### WHAT IS NEEDED:
Repeat the data that follows, word for word, without the images.

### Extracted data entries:
--------------------------------
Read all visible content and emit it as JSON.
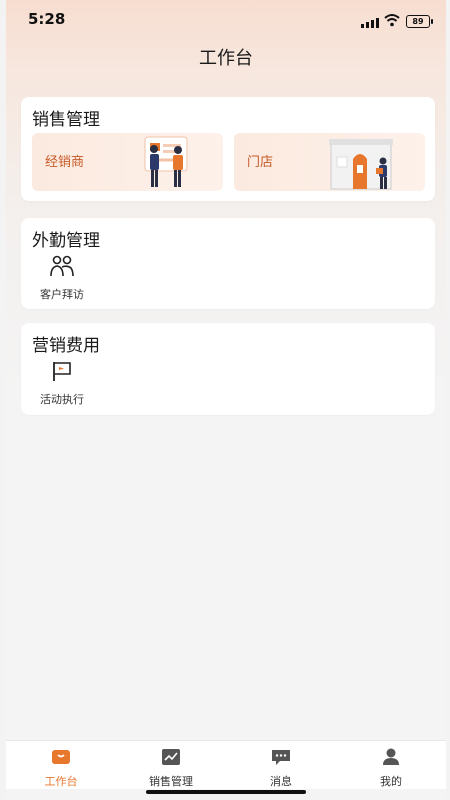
{
  "status_bar": {
    "time": "5:28",
    "battery": "89"
  },
  "page": {
    "title": "工作台"
  },
  "sections": {
    "sales": {
      "title": "销售管理",
      "tiles": [
        {
          "label": "经销商"
        },
        {
          "label": "门店"
        }
      ]
    },
    "field": {
      "title": "外勤管理",
      "items": [
        {
          "label": "客户拜访",
          "icon": "people-icon"
        }
      ]
    },
    "marketing": {
      "title": "营销费用",
      "items": [
        {
          "label": "活动执行",
          "icon": "flag-icon"
        }
      ]
    }
  },
  "tabbar": {
    "active": 0,
    "accent": "#e8772e",
    "items": [
      {
        "label": "工作台",
        "icon": "workbench-icon"
      },
      {
        "label": "销售管理",
        "icon": "chart-icon"
      },
      {
        "label": "消息",
        "icon": "message-icon"
      },
      {
        "label": "我的",
        "icon": "profile-icon"
      }
    ]
  }
}
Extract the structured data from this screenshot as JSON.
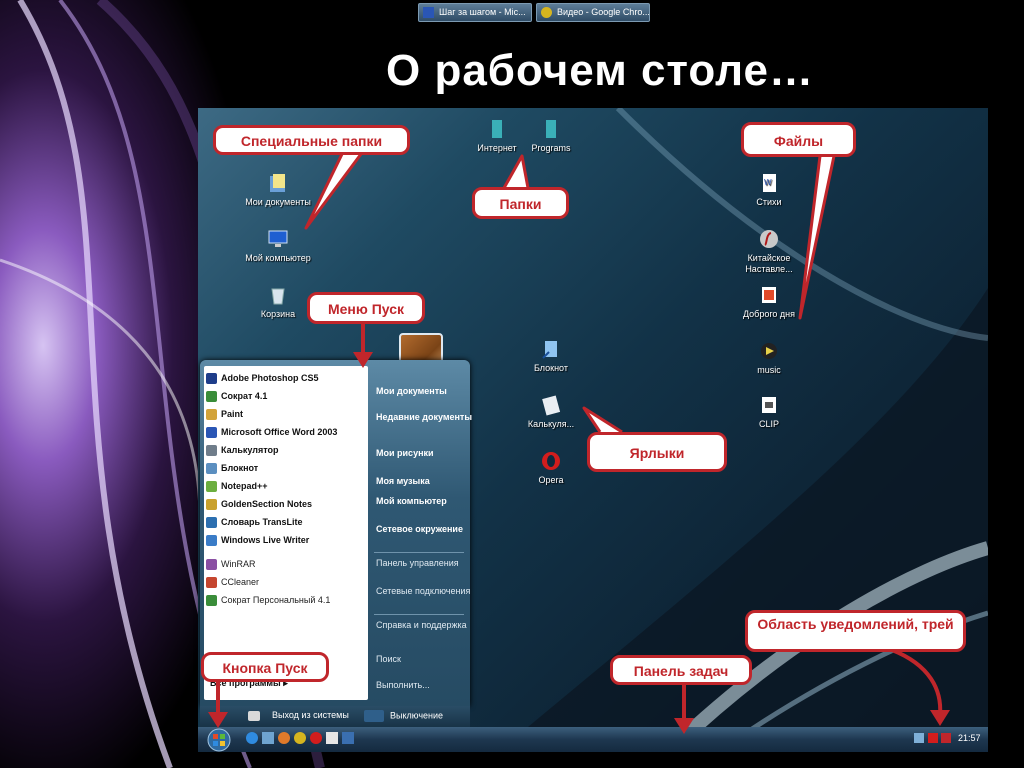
{
  "title": "О рабочем столе…",
  "desktop_icons": {
    "my_documents": "Мои документы",
    "my_computer": "Мой компьютер",
    "recycle_bin": "Корзина",
    "internet": "Интернет",
    "programs": "Programs",
    "notepad": "Блокнот",
    "calculator": "Калькуля...",
    "opera": "Opera",
    "stihi": "Стихи",
    "chinese_teacher": "Китайское Наставле...",
    "good_day": "Доброго дня",
    "music": "music",
    "clip": "CLIP"
  },
  "callouts": {
    "special_folders": "Специальные папки",
    "folders": "Папки",
    "files": "Файлы",
    "start_menu": "Меню Пуск",
    "shortcuts": "Ярлыки",
    "start_button": "Кнопка Пуск",
    "taskbar": "Панель задач",
    "notification_area": "Область уведомлений, трей"
  },
  "start_menu": {
    "programs": [
      {
        "label": "Adobe Photoshop CS5",
        "color": "#1e3d8a"
      },
      {
        "label": "Сократ 4.1",
        "color": "#3a8d3a"
      },
      {
        "label": "Paint",
        "color": "#d2a33a"
      },
      {
        "label": "Microsoft Office Word 2003",
        "color": "#2a56b5"
      },
      {
        "label": "Калькулятор",
        "color": "#6f7d8a"
      },
      {
        "label": "Блокнот",
        "color": "#5b8fc0"
      },
      {
        "label": "Notepad++",
        "color": "#6cae3f"
      },
      {
        "label": "GoldenSection Notes",
        "color": "#c9a12d"
      },
      {
        "label": "Словарь TransLite",
        "color": "#2c6fb0"
      },
      {
        "label": "Windows Live Writer",
        "color": "#3a7cc7"
      },
      {
        "label": "WinRAR",
        "color": "#8a4fa3"
      },
      {
        "label": "CCleaner",
        "color": "#c5462f"
      },
      {
        "label": "Сократ Персональный 4.1",
        "color": "#3a8d3a"
      }
    ],
    "all_programs": "Все программы",
    "right": {
      "my_documents": "Мои документы",
      "recent_documents": "Недавние документы",
      "my_pictures": "Мои рисунки",
      "my_music": "Моя музыка",
      "my_computer": "Мой компьютер",
      "network": "Сетевое окружение",
      "control_panel": "Панель управления",
      "network_connections": "Сетевые подключения",
      "help": "Справка и поддержка",
      "search": "Поиск",
      "run": "Выполнить..."
    },
    "logoff": "Выход из системы",
    "shutdown": "Выключение"
  },
  "taskbar": {
    "task1": "Шаг за шагом - Mic...",
    "task2": "Видео - Google Chro...",
    "clock": "21:57"
  },
  "colors": {
    "callout_border": "#c0262b",
    "arrow": "#c0262b"
  }
}
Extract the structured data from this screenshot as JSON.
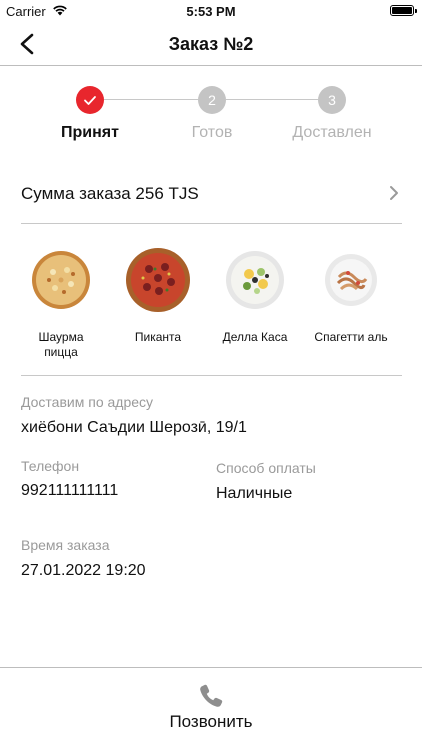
{
  "status_bar": {
    "carrier": "Carrier",
    "time": "5:53 PM"
  },
  "nav": {
    "title": "Заказ №2"
  },
  "progress": {
    "steps": [
      {
        "number": "✓",
        "label": "Принят",
        "state": "done"
      },
      {
        "number": "2",
        "label": "Готов",
        "state": "pending"
      },
      {
        "number": "3",
        "label": "Доставлен",
        "state": "pending"
      }
    ]
  },
  "order": {
    "sum_text": "Сумма заказа 256 TJS"
  },
  "items": [
    {
      "name": "Шаурма пицца",
      "icon": "pizza-image"
    },
    {
      "name": "Пиканта",
      "icon": "pizza-image"
    },
    {
      "name": "Делла Каса",
      "icon": "salad-image"
    },
    {
      "name": "Спагетти аль",
      "icon": "pasta-image"
    }
  ],
  "delivery": {
    "label": "Доставим по адресу",
    "address": "хиёбони Саъдии Шерозӣ, 19/1"
  },
  "phone": {
    "label": "Телефон",
    "value": "992111111111"
  },
  "payment": {
    "label": "Способ оплаты",
    "value": "Наличные"
  },
  "order_time": {
    "label": "Время заказа",
    "value": "27.01.2022 19:20"
  },
  "bottom": {
    "call_label": "Позвонить"
  },
  "colors": {
    "accent": "#e8262d",
    "inactive": "#c4c4c4",
    "muted_text": "#9a9a9a"
  }
}
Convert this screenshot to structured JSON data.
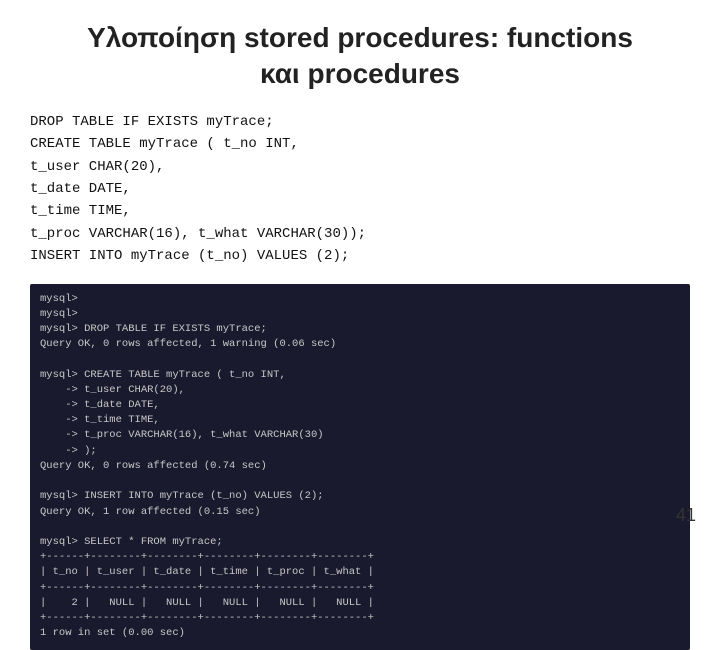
{
  "title_line1": "Υλοποίηση stored procedures: functions",
  "title_line2": "και procedures",
  "code_lines": [
    "DROP TABLE IF EXISTS myTrace;",
    "CREATE TABLE myTrace ( t_no INT,",
    "t_user CHAR(20),",
    "t_date DATE,",
    "t_time TIME,",
    "t_proc VARCHAR(16), t_what VARCHAR(30));",
    "INSERT INTO myTrace (t_no) VALUES (2);"
  ],
  "code_labels": [
    "DROP",
    "CREATE",
    "t_user",
    "t_date",
    "t_time",
    "t_proc",
    "INSERT"
  ],
  "terminal_content": "mysql>\nmysql>\nmysql> DROP TABLE IF EXISTS myTrace;\nQuery OK, 0 rows affected, 1 warning (0.06 sec)\n\nmysql> CREATE TABLE myTrace ( t_no INT,\n    -> t_user CHAR(20),\n    -> t_date DATE,\n    -> t_time TIME,\n    -> t_proc VARCHAR(16), t_what VARCHAR(30)\n    -> );\nQuery OK, 0 rows affected (0.74 sec)\n\nmysql> INSERT INTO myTrace (t_no) VALUES (2);\nQuery OK, 1 row affected (0.15 sec)\n\nmysql> SELECT * FROM myTrace;\n+------+--------+--------+--------+--------+--------+\n| t_no | t_user | t_date | t_time | t_proc | t_what |\n+------+--------+--------+--------+--------+--------+\n|    2 |   NULL |   NULL |   NULL |   NULL |   NULL |\n+------+--------+--------+--------+--------+--------+\n1 row in set (0.00 sec)",
  "page_number": "41"
}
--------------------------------
### TASK OUTPUT:
Read all visible content and emit it as JSON.
{
  "status_bar": {
    "time": "5:28",
    "battery": "89"
  },
  "page": {
    "title": "工作台"
  },
  "sections": {
    "sales": {
      "title": "销售管理",
      "tiles": [
        {
          "label": "经销商"
        },
        {
          "label": "门店"
        }
      ]
    },
    "field": {
      "title": "外勤管理",
      "items": [
        {
          "label": "客户拜访",
          "icon": "people-icon"
        }
      ]
    },
    "marketing": {
      "title": "营销费用",
      "items": [
        {
          "label": "活动执行",
          "icon": "flag-icon"
        }
      ]
    }
  },
  "tabbar": {
    "active": 0,
    "accent": "#e8772e",
    "items": [
      {
        "label": "工作台",
        "icon": "workbench-icon"
      },
      {
        "label": "销售管理",
        "icon": "chart-icon"
      },
      {
        "label": "消息",
        "icon": "message-icon"
      },
      {
        "label": "我的",
        "icon": "profile-icon"
      }
    ]
  }
}
Extract the structured data from this screenshot as JSON.
{
  "title": "О рабочем столе…",
  "desktop_icons": {
    "my_documents": "Мои документы",
    "my_computer": "Мой компьютер",
    "recycle_bin": "Корзина",
    "internet": "Интернет",
    "programs": "Programs",
    "notepad": "Блокнот",
    "calculator": "Калькуля...",
    "opera": "Opera",
    "stihi": "Стихи",
    "chinese_teacher": "Китайское Наставле...",
    "good_day": "Доброго дня",
    "music": "music",
    "clip": "CLIP"
  },
  "callouts": {
    "special_folders": "Специальные папки",
    "folders": "Папки",
    "files": "Файлы",
    "start_menu": "Меню Пуск",
    "shortcuts": "Ярлыки",
    "start_button": "Кнопка Пуск",
    "taskbar": "Панель задач",
    "notification_area": "Область уведомлений, трей"
  },
  "start_menu": {
    "programs": [
      {
        "label": "Adobe Photoshop CS5",
        "color": "#1e3d8a"
      },
      {
        "label": "Сократ 4.1",
        "color": "#3a8d3a"
      },
      {
        "label": "Paint",
        "color": "#d2a33a"
      },
      {
        "label": "Microsoft Office Word 2003",
        "color": "#2a56b5"
      },
      {
        "label": "Калькулятор",
        "color": "#6f7d8a"
      },
      {
        "label": "Блокнот",
        "color": "#5b8fc0"
      },
      {
        "label": "Notepad++",
        "color": "#6cae3f"
      },
      {
        "label": "GoldenSection Notes",
        "color": "#c9a12d"
      },
      {
        "label": "Словарь TransLite",
        "color": "#2c6fb0"
      },
      {
        "label": "Windows Live Writer",
        "color": "#3a7cc7"
      },
      {
        "label": "WinRAR",
        "color": "#8a4fa3"
      },
      {
        "label": "CCleaner",
        "color": "#c5462f"
      },
      {
        "label": "Сократ Персональный 4.1",
        "color": "#3a8d3a"
      }
    ],
    "all_programs": "Все программы",
    "right": {
      "my_documents": "Мои документы",
      "recent_documents": "Недавние документы",
      "my_pictures": "Мои рисунки",
      "my_music": "Моя музыка",
      "my_computer": "Мой компьютер",
      "network": "Сетевое окружение",
      "control_panel": "Панель управления",
      "network_connections": "Сетевые подключения",
      "help": "Справка и поддержка",
      "search": "Поиск",
      "run": "Выполнить..."
    },
    "logoff": "Выход из системы",
    "shutdown": "Выключение"
  },
  "taskbar": {
    "task1": "Шаг за шагом - Mic...",
    "task2": "Видео - Google Chro...",
    "clock": "21:57"
  },
  "colors": {
    "callout_border": "#c0262b",
    "arrow": "#c0262b"
  }
}
Extract the structured data from this screenshot as JSON.
{
  "status_bar": {
    "carrier": "Carrier",
    "time": "5:53 PM"
  },
  "nav": {
    "title": "Заказ №2"
  },
  "progress": {
    "steps": [
      {
        "number": "✓",
        "label": "Принят",
        "state": "done"
      },
      {
        "number": "2",
        "label": "Готов",
        "state": "pending"
      },
      {
        "number": "3",
        "label": "Доставлен",
        "state": "pending"
      }
    ]
  },
  "order": {
    "sum_text": "Сумма заказа 256 TJS"
  },
  "items": [
    {
      "name": "Шаурма пицца",
      "icon": "pizza-image"
    },
    {
      "name": "Пиканта",
      "icon": "pizza-image"
    },
    {
      "name": "Делла Каса",
      "icon": "salad-image"
    },
    {
      "name": "Спагетти аль",
      "icon": "pasta-image"
    }
  ],
  "delivery": {
    "label": "Доставим по адресу",
    "address": "хиёбони Саъдии Шерозӣ, 19/1"
  },
  "phone": {
    "label": "Телефон",
    "value": "992111111111"
  },
  "payment": {
    "label": "Способ оплаты",
    "value": "Наличные"
  },
  "order_time": {
    "label": "Время заказа",
    "value": "27.01.2022 19:20"
  },
  "bottom": {
    "call_label": "Позвонить"
  },
  "colors": {
    "accent": "#e8262d",
    "inactive": "#c4c4c4",
    "muted_text": "#9a9a9a"
  }
}
Convert this screenshot to structured JSON data.
{
  "title_line1": "Υλοποίηση stored procedures: functions",
  "title_line2": "και procedures",
  "code_lines": [
    "DROP TABLE IF EXISTS myTrace;",
    "CREATE TABLE myTrace ( t_no INT,",
    "t_user CHAR(20),",
    "t_date DATE,",
    "t_time TIME,",
    "t_proc VARCHAR(16), t_what VARCHAR(30));",
    "INSERT INTO myTrace (t_no) VALUES (2);"
  ],
  "code_labels": [
    "DROP",
    "CREATE",
    "t_user",
    "t_date",
    "t_time",
    "t_proc",
    "INSERT"
  ],
  "terminal_content": "mysql>\nmysql>\nmysql> DROP TABLE IF EXISTS myTrace;\nQuery OK, 0 rows affected, 1 warning (0.06 sec)\n\nmysql> CREATE TABLE myTrace ( t_no INT,\n    -> t_user CHAR(20),\n    -> t_date DATE,\n    -> t_time TIME,\n    -> t_proc VARCHAR(16), t_what VARCHAR(30)\n    -> );\nQuery OK, 0 rows affected (0.74 sec)\n\nmysql> INSERT INTO myTrace (t_no) VALUES (2);\nQuery OK, 1 row affected (0.15 sec)\n\nmysql> SELECT * FROM myTrace;\n+------+--------+--------+--------+--------+--------+\n| t_no | t_user | t_date | t_time | t_proc | t_what |\n+------+--------+--------+--------+--------+--------+\n|    2 |   NULL |   NULL |   NULL |   NULL |   NULL |\n+------+--------+--------+--------+--------+--------+\n1 row in set (0.00 sec)",
  "page_number": "41"
}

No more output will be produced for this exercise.